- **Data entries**
##############################

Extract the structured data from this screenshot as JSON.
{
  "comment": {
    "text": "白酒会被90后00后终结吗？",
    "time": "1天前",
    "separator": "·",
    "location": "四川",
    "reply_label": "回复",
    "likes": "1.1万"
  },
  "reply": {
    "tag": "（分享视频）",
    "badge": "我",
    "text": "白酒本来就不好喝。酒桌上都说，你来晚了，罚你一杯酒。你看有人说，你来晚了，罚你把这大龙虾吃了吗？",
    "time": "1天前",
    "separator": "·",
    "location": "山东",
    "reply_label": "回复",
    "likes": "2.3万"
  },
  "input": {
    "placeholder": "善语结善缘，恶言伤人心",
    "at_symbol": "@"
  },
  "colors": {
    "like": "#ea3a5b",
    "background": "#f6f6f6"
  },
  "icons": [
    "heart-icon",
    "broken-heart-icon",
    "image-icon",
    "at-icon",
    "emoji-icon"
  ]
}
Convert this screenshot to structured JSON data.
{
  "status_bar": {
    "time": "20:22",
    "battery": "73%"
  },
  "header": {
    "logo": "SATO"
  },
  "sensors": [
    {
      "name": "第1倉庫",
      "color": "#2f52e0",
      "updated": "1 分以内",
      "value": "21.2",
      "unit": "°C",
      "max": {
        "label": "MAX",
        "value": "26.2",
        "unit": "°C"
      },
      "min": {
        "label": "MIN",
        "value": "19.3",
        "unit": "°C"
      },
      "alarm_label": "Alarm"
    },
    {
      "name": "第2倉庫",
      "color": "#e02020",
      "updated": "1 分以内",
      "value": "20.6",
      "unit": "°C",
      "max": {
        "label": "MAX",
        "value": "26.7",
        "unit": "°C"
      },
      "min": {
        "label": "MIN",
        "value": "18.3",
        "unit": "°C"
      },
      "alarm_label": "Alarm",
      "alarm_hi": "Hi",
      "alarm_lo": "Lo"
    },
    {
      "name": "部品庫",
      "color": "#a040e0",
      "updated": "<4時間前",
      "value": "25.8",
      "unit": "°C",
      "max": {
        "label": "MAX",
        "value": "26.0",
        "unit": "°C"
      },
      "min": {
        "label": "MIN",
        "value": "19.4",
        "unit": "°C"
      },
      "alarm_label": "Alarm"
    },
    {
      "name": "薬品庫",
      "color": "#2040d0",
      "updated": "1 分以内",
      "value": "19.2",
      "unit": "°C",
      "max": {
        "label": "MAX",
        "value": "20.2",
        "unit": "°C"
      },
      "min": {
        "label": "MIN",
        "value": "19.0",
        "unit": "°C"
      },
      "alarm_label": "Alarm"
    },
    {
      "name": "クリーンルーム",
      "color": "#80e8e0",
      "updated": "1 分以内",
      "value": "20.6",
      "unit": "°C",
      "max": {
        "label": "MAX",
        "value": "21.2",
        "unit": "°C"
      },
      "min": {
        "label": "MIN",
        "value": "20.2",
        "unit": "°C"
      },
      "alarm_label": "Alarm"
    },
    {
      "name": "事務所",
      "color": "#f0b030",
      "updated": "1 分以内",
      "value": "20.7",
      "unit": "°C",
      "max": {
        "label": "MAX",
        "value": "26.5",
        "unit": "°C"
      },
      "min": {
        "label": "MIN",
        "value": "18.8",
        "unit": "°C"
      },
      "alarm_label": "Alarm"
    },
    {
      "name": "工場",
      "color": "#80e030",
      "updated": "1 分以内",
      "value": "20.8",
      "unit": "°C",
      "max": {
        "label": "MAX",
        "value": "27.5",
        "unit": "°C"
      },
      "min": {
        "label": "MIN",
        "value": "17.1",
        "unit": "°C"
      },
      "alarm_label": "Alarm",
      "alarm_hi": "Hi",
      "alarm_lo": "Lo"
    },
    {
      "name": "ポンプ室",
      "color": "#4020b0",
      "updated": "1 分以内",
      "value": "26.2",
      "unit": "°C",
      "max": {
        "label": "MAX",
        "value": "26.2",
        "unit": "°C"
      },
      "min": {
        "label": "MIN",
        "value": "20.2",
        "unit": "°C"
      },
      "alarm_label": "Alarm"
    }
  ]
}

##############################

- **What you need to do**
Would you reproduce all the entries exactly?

- **Written answer**
Extract the structured data from this screenshot as JSON.
{
  "comment": {
    "text": "白酒会被90后00后终结吗？",
    "time": "1天前",
    "separator": "·",
    "location": "四川",
    "reply_label": "回复",
    "likes": "1.1万"
  },
  "reply": {
    "tag": "（分享视频）",
    "badge": "我",
    "text": "白酒本来就不好喝。酒桌上都说，你来晚了，罚你一杯酒。你看有人说，你来晚了，罚你把这大龙虾吃了吗？",
    "time": "1天前",
    "separator": "·",
    "location": "山东",
    "reply_label": "回复",
    "likes": "2.3万"
  },
  "input": {
    "placeholder": "善语结善缘，恶言伤人心",
    "at_symbol": "@"
  },
  "colors": {
    "like": "#ea3a5b",
    "background": "#f6f6f6"
  },
  "icons": [
    "heart-icon",
    "broken-heart-icon",
    "image-icon",
    "at-icon",
    "emoji-icon"
  ]
}
Convert this screenshot to structured JSON data.
{
  "status_bar": {
    "time": "20:22",
    "battery": "73%"
  },
  "header": {
    "logo": "SATO"
  },
  "sensors": [
    {
      "name": "第1倉庫",
      "color": "#2f52e0",
      "updated": "1 分以内",
      "value": "21.2",
      "unit": "°C",
      "max": {
        "label": "MAX",
        "value": "26.2",
        "unit": "°C"
      },
      "min": {
        "label": "MIN",
        "value": "19.3",
        "unit": "°C"
      },
      "alarm_label": "Alarm"
    },
    {
      "name": "第2倉庫",
      "color": "#e02020",
      "updated": "1 分以内",
      "value": "20.6",
      "unit": "°C",
      "max": {
        "label": "MAX",
        "value": "26.7",
        "unit": "°C"
      },
      "min": {
        "label": "MIN",
        "value": "18.3",
        "unit": "°C"
      },
      "alarm_label": "Alarm",
      "alarm_hi": "Hi",
      "alarm_lo": "Lo"
    },
    {
      "name": "部品庫",
      "color": "#a040e0",
      "updated": "<4時間前",
      "value": "25.8",
      "unit": "°C",
      "max": {
        "label": "MAX",
        "value": "26.0",
        "unit": "°C"
      },
      "min": {
        "label": "MIN",
        "value": "19.4",
        "unit": "°C"
      },
      "alarm_label": "Alarm"
    },
    {
      "name": "薬品庫",
      "color": "#2040d0",
      "updated": "1 分以内",
      "value": "19.2",
      "unit": "°C",
      "max": {
        "label": "MAX",
        "value": "20.2",
        "unit": "°C"
      },
      "min": {
        "label": "MIN",
        "value": "19.0",
        "unit": "°C"
      },
      "alarm_label": "Alarm"
    },
    {
      "name": "クリーンルーム",
      "color": "#80e8e0",
      "updated": "1 分以内",
      "value": "20.6",
      "unit": "°C",
      "max": {
        "label": "MAX",
        "value": "21.2",
        "unit": "°C"
      },
      "min": {
        "label": "MIN",
        "value": "20.2",
        "unit": "°C"
      },
      "alarm_label": "Alarm"
    },
    {
      "name": "事務所",
      "color": "#f0b030",
      "updated": "1 分以内",
      "value": "20.7",
      "unit": "°C",
      "max": {
        "label": "MAX",
        "value": "26.5",
        "unit": "°C"
      },
      "min": {
        "label": "MIN",
        "value": "18.8",
        "unit": "°C"
      },
      "alarm_label": "Alarm"
    },
    {
      "name": "工場",
      "color": "#80e030",
      "updated": "1 分以内",
      "value": "20.8",
      "unit": "°C",
      "max": {
        "label": "MAX",
        "value": "27.5",
        "unit": "°C"
      },
      "min": {
        "label": "MIN",
        "value": "17.1",
        "unit": "°C"
      },
      "alarm_label": "Alarm",
      "alarm_hi": "Hi",
      "alarm_lo": "Lo"
    },
    {
      "name": "ポンプ室",
      "color": "#4020b0",
      "updated": "1 分以内",
      "value": "26.2",
      "unit": "°C",
      "max": {
        "label": "MAX",
        "value": "26.2",
        "unit": "°C"
      },
      "min": {
        "label": "MIN",
        "value": "20.2",
        "unit": "°C"
      },
      "alarm_label": "Alarm"
    }
  ]
}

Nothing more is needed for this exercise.